Fire sales are always difficult and complicated because they have so many layers, especially when you're talking about players as well-decorated as the Phillies' core.
The bottom line, however, is this: Who are the players that bring the best return?
The scout and the executive agreed that second baseman Chase Utley and shortstop Jimmy Rollins are the Phillies' most valuable trade pieces because they are healthy, playing well, and have reasonable contracts beyond this season.
"I would say those are the two guys right now that you're going to get the most back for," the scout said. "They are both battle-tested players with playoff experience, and I think they would really thrive in a playoff environment."
The executive agreed that Utley and Rollins have value, but he said their advanced age and Utley's past knee problems will raise concerns.
"I guess Utley would still have value even though he probably doesn't have that many more productive years left because of the knees," the executive said. "Jimmy Rollins has some value to some degree, but I don't know if some of those guys will get you enough in return to warrant making the trade."
Cliff Lee, provided he returns from his strained left elbow and shows good form for a series of starts before the July 31 trade deadline, will also pique interest.

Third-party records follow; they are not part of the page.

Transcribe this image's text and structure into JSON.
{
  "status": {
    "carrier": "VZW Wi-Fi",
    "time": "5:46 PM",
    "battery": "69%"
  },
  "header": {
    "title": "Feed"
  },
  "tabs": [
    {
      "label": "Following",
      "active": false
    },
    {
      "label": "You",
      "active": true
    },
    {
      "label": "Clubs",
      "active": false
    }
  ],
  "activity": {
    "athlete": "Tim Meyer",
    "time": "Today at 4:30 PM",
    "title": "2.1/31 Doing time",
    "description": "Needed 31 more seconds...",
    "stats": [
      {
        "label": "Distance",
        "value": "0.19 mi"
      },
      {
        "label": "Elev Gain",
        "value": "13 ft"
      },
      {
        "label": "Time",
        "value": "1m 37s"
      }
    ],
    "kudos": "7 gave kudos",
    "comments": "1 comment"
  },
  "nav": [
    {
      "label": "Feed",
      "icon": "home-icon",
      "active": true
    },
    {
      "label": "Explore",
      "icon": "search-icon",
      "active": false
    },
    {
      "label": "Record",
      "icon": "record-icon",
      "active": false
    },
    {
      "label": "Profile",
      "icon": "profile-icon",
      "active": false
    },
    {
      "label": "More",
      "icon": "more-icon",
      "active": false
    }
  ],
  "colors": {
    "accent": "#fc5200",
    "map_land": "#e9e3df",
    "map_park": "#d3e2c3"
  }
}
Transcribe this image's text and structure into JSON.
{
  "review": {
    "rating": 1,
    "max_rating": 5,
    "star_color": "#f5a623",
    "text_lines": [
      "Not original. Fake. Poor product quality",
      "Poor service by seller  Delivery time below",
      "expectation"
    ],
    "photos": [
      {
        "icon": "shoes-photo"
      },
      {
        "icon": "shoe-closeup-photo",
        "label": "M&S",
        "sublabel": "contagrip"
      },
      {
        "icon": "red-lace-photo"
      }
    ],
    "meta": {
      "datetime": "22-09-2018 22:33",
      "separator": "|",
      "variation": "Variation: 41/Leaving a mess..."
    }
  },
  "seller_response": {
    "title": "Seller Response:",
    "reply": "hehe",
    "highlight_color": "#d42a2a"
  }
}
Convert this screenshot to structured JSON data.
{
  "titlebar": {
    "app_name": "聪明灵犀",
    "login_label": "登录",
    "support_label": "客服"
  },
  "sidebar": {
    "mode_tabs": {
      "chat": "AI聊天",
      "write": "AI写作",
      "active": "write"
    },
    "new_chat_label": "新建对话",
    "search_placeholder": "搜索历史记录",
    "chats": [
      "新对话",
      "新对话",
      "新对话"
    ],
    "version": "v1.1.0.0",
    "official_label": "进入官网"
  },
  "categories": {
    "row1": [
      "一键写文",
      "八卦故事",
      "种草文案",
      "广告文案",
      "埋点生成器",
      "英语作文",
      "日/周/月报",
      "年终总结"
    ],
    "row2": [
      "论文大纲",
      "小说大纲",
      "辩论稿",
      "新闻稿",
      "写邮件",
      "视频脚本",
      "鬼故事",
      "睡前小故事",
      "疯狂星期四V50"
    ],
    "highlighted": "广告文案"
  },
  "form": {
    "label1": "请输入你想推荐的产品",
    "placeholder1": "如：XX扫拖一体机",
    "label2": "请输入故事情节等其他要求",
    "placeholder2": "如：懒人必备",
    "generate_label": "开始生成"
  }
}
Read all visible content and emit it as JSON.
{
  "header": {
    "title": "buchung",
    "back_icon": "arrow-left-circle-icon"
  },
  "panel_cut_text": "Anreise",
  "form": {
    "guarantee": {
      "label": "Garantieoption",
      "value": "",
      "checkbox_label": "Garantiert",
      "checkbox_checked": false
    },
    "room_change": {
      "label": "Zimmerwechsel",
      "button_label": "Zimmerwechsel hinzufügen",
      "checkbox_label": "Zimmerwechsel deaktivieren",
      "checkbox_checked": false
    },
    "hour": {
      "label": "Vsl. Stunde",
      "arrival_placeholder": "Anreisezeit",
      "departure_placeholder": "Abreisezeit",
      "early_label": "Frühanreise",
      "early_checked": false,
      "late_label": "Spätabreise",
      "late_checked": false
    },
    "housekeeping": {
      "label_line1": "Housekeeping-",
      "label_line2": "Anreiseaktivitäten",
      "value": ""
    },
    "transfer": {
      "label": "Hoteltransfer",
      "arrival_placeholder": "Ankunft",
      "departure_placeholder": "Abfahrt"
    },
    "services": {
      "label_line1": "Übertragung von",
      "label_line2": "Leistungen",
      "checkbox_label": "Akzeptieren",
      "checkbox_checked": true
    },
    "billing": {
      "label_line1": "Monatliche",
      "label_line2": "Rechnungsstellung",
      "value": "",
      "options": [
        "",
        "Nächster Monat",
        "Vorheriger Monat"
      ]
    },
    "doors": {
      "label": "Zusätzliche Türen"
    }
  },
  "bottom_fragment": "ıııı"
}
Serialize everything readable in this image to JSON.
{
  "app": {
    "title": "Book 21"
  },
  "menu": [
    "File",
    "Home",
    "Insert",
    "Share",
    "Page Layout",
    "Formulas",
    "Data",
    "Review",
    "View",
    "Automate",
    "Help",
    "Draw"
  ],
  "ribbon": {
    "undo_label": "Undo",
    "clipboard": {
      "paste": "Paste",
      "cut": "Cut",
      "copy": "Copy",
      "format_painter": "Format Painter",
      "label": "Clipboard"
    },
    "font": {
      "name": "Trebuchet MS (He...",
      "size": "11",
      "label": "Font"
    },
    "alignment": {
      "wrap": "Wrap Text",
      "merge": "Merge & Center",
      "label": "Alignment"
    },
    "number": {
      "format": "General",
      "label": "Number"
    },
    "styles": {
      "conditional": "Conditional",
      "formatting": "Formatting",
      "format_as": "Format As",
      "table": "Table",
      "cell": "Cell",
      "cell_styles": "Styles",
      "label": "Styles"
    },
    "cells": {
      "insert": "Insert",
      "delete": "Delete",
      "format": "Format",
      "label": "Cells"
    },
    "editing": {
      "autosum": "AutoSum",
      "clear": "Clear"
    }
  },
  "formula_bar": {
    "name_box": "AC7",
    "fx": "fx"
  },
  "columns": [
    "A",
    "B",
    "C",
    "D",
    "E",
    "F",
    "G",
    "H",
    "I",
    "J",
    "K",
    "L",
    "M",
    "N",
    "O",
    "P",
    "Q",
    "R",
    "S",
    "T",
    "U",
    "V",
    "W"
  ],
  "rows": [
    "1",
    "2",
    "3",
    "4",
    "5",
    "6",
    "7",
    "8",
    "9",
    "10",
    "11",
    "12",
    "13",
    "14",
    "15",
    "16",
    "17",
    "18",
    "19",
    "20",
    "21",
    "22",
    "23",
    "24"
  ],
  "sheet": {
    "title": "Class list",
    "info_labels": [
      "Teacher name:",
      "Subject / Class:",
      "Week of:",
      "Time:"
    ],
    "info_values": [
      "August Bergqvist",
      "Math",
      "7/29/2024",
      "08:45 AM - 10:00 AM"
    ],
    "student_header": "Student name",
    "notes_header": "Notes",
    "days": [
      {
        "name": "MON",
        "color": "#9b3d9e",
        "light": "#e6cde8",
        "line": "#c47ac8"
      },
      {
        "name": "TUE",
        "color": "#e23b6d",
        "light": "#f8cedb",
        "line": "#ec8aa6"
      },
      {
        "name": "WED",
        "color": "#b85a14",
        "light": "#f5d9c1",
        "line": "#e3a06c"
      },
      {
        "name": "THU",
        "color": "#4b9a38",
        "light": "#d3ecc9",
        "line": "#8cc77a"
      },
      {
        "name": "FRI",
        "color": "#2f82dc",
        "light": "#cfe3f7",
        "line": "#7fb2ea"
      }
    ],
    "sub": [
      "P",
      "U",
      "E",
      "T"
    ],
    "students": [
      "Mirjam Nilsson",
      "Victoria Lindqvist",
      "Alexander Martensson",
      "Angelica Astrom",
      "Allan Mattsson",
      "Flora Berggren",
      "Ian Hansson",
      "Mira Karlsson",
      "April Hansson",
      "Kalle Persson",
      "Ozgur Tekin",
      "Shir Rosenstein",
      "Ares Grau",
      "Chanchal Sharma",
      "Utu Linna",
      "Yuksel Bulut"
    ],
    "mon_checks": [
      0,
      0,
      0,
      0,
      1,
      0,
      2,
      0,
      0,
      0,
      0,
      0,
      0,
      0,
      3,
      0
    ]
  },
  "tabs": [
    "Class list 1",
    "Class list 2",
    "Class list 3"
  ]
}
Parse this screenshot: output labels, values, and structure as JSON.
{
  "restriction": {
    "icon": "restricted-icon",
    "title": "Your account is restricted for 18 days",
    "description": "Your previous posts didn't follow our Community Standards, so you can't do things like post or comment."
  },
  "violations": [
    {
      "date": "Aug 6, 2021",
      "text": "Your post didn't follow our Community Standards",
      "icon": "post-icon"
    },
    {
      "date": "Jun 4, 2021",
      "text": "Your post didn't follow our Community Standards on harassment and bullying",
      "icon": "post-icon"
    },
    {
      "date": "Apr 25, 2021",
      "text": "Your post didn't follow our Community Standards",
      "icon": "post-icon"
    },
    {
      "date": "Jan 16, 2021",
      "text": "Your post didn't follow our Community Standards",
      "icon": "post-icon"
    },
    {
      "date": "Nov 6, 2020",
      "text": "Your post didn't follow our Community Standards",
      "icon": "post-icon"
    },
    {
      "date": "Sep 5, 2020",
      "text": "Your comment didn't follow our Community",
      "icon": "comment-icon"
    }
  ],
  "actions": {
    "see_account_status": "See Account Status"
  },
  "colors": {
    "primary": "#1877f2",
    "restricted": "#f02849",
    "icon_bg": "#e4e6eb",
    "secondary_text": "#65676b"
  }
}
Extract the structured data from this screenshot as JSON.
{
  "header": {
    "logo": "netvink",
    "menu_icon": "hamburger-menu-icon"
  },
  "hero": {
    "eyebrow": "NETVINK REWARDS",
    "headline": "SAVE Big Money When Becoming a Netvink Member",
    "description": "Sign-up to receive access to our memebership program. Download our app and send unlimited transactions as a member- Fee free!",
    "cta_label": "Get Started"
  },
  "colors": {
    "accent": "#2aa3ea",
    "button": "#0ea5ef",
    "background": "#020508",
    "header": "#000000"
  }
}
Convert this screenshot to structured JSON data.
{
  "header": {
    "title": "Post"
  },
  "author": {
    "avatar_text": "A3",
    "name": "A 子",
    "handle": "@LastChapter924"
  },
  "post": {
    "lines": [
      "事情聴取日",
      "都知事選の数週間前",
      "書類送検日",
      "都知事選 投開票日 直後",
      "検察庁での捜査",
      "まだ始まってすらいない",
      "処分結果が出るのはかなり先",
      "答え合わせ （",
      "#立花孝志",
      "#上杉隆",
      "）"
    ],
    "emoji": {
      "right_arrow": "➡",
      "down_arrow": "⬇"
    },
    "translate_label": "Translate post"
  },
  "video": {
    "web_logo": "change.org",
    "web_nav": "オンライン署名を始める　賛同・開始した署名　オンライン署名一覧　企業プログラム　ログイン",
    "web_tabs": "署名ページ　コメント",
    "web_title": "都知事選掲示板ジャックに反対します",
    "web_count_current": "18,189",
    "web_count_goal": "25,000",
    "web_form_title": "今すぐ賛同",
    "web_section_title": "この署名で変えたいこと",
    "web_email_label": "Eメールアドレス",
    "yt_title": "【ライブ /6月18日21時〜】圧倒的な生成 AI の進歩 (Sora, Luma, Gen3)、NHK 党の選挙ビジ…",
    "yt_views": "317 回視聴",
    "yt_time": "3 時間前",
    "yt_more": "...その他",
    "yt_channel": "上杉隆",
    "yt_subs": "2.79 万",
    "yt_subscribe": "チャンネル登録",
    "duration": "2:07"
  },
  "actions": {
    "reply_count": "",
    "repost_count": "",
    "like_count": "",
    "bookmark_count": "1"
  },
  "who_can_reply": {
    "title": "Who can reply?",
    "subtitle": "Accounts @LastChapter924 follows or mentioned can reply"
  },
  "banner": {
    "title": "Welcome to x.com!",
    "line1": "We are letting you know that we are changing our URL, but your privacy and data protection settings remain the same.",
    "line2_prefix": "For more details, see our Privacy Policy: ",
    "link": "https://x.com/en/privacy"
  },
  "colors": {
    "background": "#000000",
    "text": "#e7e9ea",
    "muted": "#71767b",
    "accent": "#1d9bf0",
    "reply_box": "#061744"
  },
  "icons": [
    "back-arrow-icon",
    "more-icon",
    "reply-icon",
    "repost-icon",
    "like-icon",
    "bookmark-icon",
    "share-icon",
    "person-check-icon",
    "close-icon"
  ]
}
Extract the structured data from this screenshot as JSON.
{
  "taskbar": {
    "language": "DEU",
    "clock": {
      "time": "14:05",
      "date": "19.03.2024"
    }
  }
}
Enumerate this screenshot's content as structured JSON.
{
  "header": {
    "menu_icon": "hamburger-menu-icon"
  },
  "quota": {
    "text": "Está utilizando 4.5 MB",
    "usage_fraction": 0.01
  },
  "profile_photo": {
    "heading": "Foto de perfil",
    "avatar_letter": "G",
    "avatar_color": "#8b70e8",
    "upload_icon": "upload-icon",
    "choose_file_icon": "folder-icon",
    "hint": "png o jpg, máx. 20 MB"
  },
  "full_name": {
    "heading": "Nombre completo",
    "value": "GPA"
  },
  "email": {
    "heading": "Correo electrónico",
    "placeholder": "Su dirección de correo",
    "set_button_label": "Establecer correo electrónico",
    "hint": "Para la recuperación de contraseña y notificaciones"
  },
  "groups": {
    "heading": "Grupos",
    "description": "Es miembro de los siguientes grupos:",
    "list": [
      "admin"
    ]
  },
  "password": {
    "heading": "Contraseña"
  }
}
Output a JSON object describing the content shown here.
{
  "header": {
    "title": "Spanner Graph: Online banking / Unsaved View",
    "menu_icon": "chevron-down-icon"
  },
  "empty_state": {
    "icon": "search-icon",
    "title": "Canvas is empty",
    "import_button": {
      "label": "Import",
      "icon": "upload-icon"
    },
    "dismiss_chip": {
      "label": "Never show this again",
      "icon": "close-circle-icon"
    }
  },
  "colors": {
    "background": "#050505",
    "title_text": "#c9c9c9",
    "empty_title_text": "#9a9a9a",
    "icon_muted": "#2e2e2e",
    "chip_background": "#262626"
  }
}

But the timing of the injury could not have been worse from the Phillies' standpoint.
The most intriguing of the potentially available players is closer Jonathan Papelbon. He is the best-paid closer in baseball, but his contract could expire after next season. He has a vesting option for 2016 based on games finished, but a team could probably talk him out of it because of how disgruntled he has been during the last two seasons with the Phillies.
It's no secret the Phillies tried to trade Papelbon at the deadline a year ago and again over the winter. With the anticipated emergence of Ken Giles, it's a no-brainer that the Phillies will again try to ship Papelbon elsewhere. The problem: His reputation as a clubhouse curmudgeon is known beyond the walls of Citizens Bank Park.
"I'm not a big fan of his," the scout said. "He has an abrasive mentality and personality, but I have to admit he's done a nice job of finding ways to get guys out without the same stuff he had a few years ago."
The executive described Papelbon as being viewed as "a selfish player," but said some teams would be willing to overlook his shortcomings if he continues to get people out.
"I think he has value," the executive said. "It's not what he used to have, but some clubs that need a closer could be willing to give up something, and other teams might view him as a legitimate eighth-inning guy. I think if you just want to move the money, you're not going to get the value you invested in him."
Both the scout and the executive said that some teams would shy away from Papelbon because of his reputation and that other teams wouldn't care.
"The Yankees and Giants come to mind as two teams that wouldn't care," the executive said.
With Sergio Romo sporting a 5.08 ERA, the Giants could be in the market for a closer. Detroit, the Dodgers, and the Angels are also teams that could be looking for a closer, and, despite his faults and decline in velocity, Papelbon is still really good at the job and ultracompetitive.
In fact, you could argue that the Phillies have never had a better closer than Papelbon over a 21/2-year span. What's that worth on the trade market?
We shall soon find out.